Shortly after the second of my three younger brothers was born, when I was eleven years old, my parents decided to hire a live-in babysitter so they could both go back to work. I don’t know how they found her, but she was the embodiment of everything children hate in a caretaker: austere, humorless, severe… and French. She could have been straight out of a Frances Hodgson Burnett novel, but in fact she was an exchange student studying at UC Berkeley for a y
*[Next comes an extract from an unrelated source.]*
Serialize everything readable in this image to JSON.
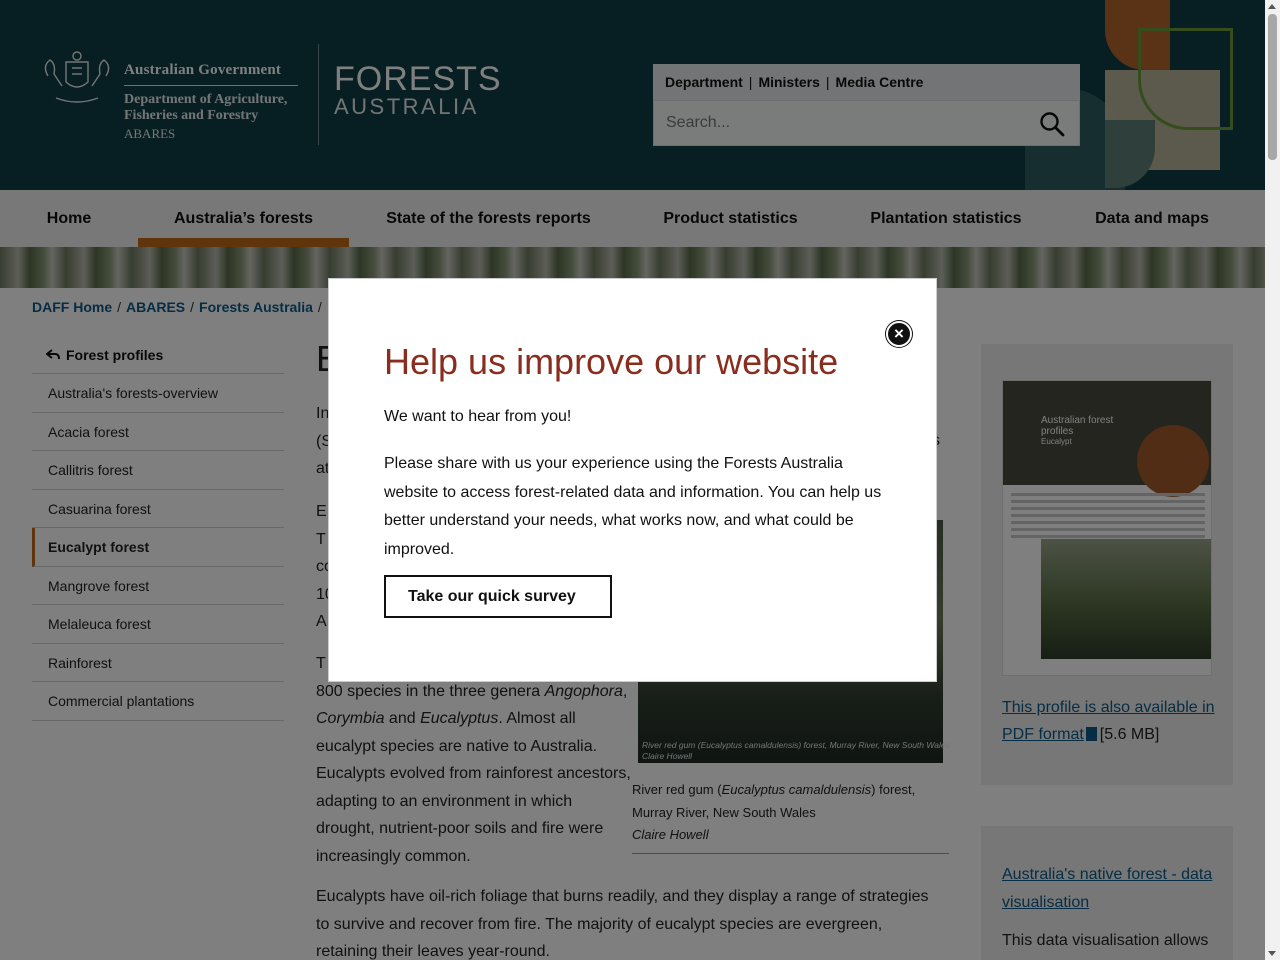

ear and took the job because it offered her a free room. I don’t remember what she was studying or why she’d come to California; all that I noticed was her rigidly imposing cardigan-clad figure and her shrill voice that seemed to be always verging on hysteria. She and I fought constantly, mostly over my messiness and general unwillingness to do household chores. She also argued with my parents about their liberal ideals and nonreligious childrearing – I’m convinced she even protested the fact that she had been instructed not to smack us around when we misbehaved. I sabotaged her at every opportunity I got, squeezing out her shampoo and face cream into the toilet, and when that didn’t send her packing, vindictively taking bites from the things that she left in our fridge. She sometimes stashed leftovers from restaurants and cafes in there, but what I quickly learned to zero in on was a small container of liquid that despite being frequently replenished, I never actually saw her use. The first time I tasted it, I remember stopping dead in my tracks – this was no ordinary restaurant leftover, this was something she had made herself. And it was like nothing I had ever tasted before: the thick top layer was fragrant emerald olive oil, and nestled beneath was a layer of tart mustardy, garlicky, herby and slightly cheesy sludge that when gently mixed with the oil on top became the most delicious sauce I had ever tasted. Not knowing what to do with it, I put it on everything (including substituting it for the ketchup on the infamous quesadilla volcano), and spent hours pondering what exactly made it so good. Strangely enough, despite the fact that I regularly drained that cup dry when she wasn’t looking, I never heard a word of criticism for it. She was happy to berate me to no end for my cleaning habits and general rebelliousness, but when it came to that sauce she was apparently more than happy to continue facilitating my induction into the world of good taste.
And now, since we know a meme is only as good as those who pass it on, I would like to invite Michele, J., Pille and AJ & Michelle to the party if they haven’t already been. I look forward to your revelations, comrades!
And here are my links — when it’s your turn, simply move down the list, dropping number one from the top spot, moving the numbers down, and placing yourself in the number five spot (and of course, linking to each):